Work order
Return every line of the records below verbatim, with no pictures in the copy.

Website and app data records
********************

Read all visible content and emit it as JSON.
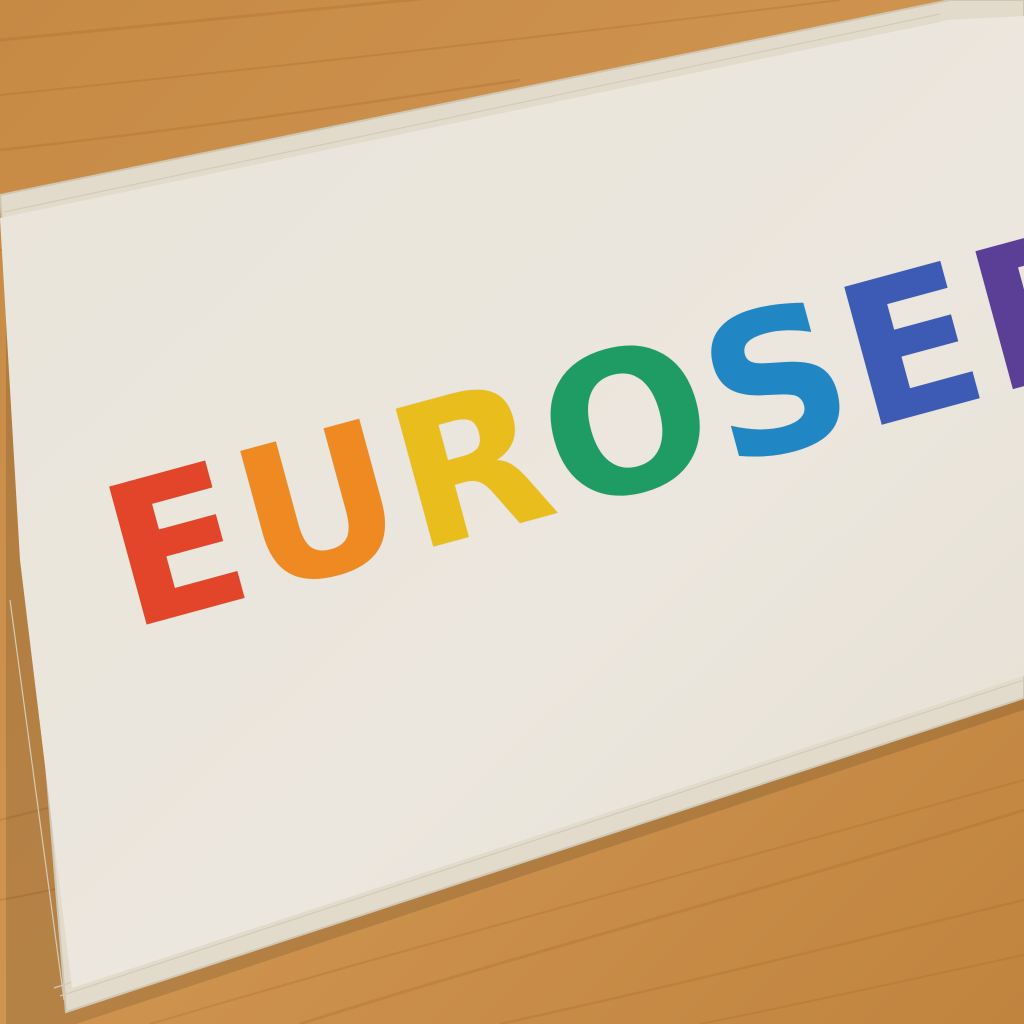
{
  "scene": {
    "description_colors": {
      "floor_wood": "#c98d44",
      "floor_wood_dark": "#b57833",
      "mat_surface": "#ebe6dc",
      "mat_binding": "#e4ddcf"
    }
  },
  "mat": {
    "letters": [
      {
        "char": "E",
        "color": "#e2452a"
      },
      {
        "char": "U",
        "color": "#ef8a22"
      },
      {
        "char": "R",
        "color": "#e9be1c"
      },
      {
        "char": "O",
        "color": "#1f9b64"
      },
      {
        "char": "S",
        "color": "#2186c4"
      },
      {
        "char": "E",
        "color": "#3d5ab4"
      },
      {
        "char": "R",
        "color": "#5b3e96"
      }
    ]
  }
}
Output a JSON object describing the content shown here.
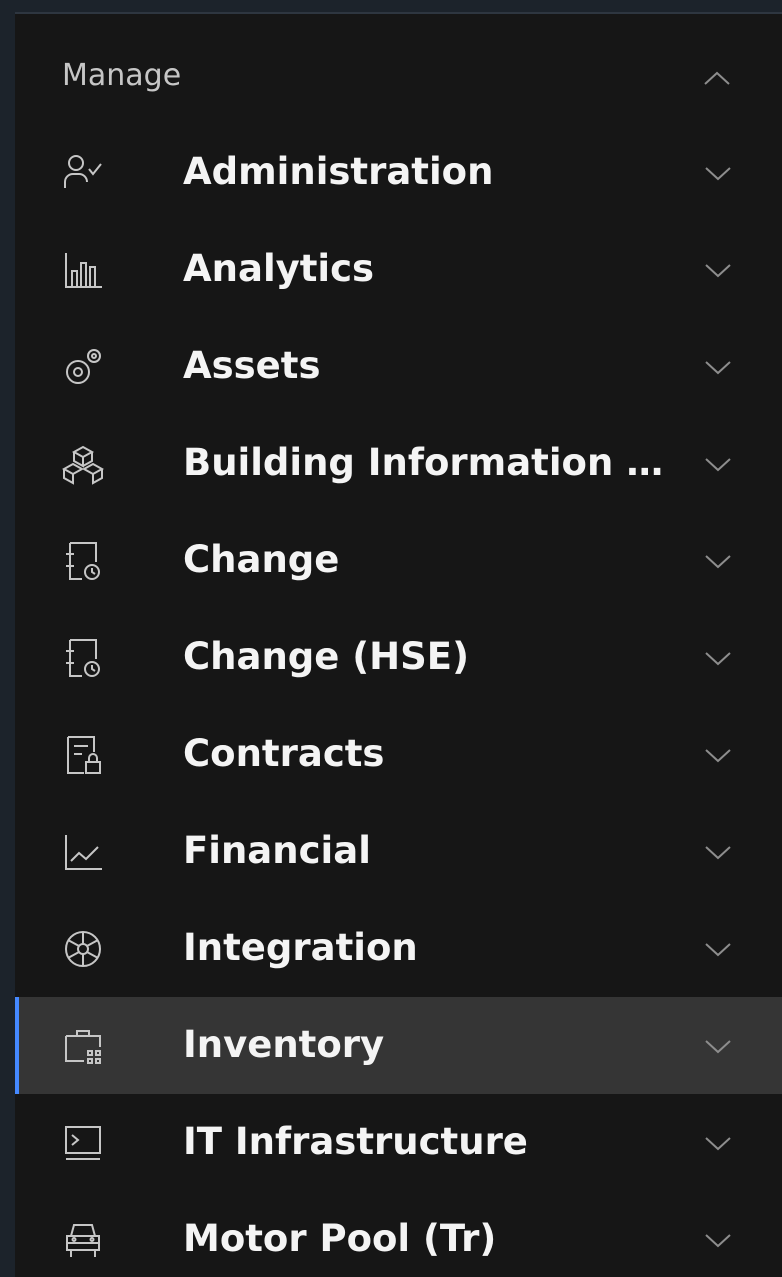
{
  "section": {
    "title": "Manage",
    "expanded": true
  },
  "nav": {
    "items": [
      {
        "label": "Administration",
        "icon": "user-admin-icon",
        "active": false
      },
      {
        "label": "Analytics",
        "icon": "bar-chart-icon",
        "active": false
      },
      {
        "label": "Assets",
        "icon": "gears-icon",
        "active": false
      },
      {
        "label": "Building Information M...",
        "icon": "building-blocks-icon",
        "active": false
      },
      {
        "label": "Change",
        "icon": "document-change-icon",
        "active": false
      },
      {
        "label": "Change (HSE)",
        "icon": "document-change-icon",
        "active": false
      },
      {
        "label": "Contracts",
        "icon": "document-lock-icon",
        "active": false
      },
      {
        "label": "Financial",
        "icon": "line-chart-icon",
        "active": false
      },
      {
        "label": "Integration",
        "icon": "network-icon",
        "active": false
      },
      {
        "label": "Inventory",
        "icon": "briefcase-grid-icon",
        "active": true
      },
      {
        "label": "IT Infrastructure",
        "icon": "terminal-icon",
        "active": false
      },
      {
        "label": "Motor Pool (Tr)",
        "icon": "vehicle-icon",
        "active": false
      }
    ]
  },
  "colors": {
    "background": "#161616",
    "active_background": "#353535",
    "active_indicator": "#4589ff",
    "label_text": "#f4f4f4",
    "section_text": "#c6c6c6",
    "icon": "#c6c6c6"
  }
}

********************

Response to the task
Read all visible content and emit it as JSON.
{
  "scene": {
    "description_colors": {
      "floor_wood": "#c98d44",
      "floor_wood_dark": "#b57833",
      "mat_surface": "#ebe6dc",
      "mat_binding": "#e4ddcf"
    }
  },
  "mat": {
    "letters": [
      {
        "char": "E",
        "color": "#e2452a"
      },
      {
        "char": "U",
        "color": "#ef8a22"
      },
      {
        "char": "R",
        "color": "#e9be1c"
      },
      {
        "char": "O",
        "color": "#1f9b64"
      },
      {
        "char": "S",
        "color": "#2186c4"
      },
      {
        "char": "E",
        "color": "#3d5ab4"
      },
      {
        "char": "R",
        "color": "#5b3e96"
      }
    ]
  }
}
Output a JSON object describing the content shown here.
{
  "section": {
    "title": "Manage",
    "expanded": true
  },
  "nav": {
    "items": [
      {
        "label": "Administration",
        "icon": "user-admin-icon",
        "active": false
      },
      {
        "label": "Analytics",
        "icon": "bar-chart-icon",
        "active": false
      },
      {
        "label": "Assets",
        "icon": "gears-icon",
        "active": false
      },
      {
        "label": "Building Information M...",
        "icon": "building-blocks-icon",
        "active": false
      },
      {
        "label": "Change",
        "icon": "document-change-icon",
        "active": false
      },
      {
        "label": "Change (HSE)",
        "icon": "document-change-icon",
        "active": false
      },
      {
        "label": "Contracts",
        "icon": "document-lock-icon",
        "active": false
      },
      {
        "label": "Financial",
        "icon": "line-chart-icon",
        "active": false
      },
      {
        "label": "Integration",
        "icon": "network-icon",
        "active": false
      },
      {
        "label": "Inventory",
        "icon": "briefcase-grid-icon",
        "active": true
      },
      {
        "label": "IT Infrastructure",
        "icon": "terminal-icon",
        "active": false
      },
      {
        "label": "Motor Pool (Tr)",
        "icon": "vehicle-icon",
        "active": false
      }
    ]
  },
  "colors": {
    "background": "#161616",
    "active_background": "#353535",
    "active_indicator": "#4589ff",
    "label_text": "#f4f4f4",
    "section_text": "#c6c6c6",
    "icon": "#c6c6c6"
  }
}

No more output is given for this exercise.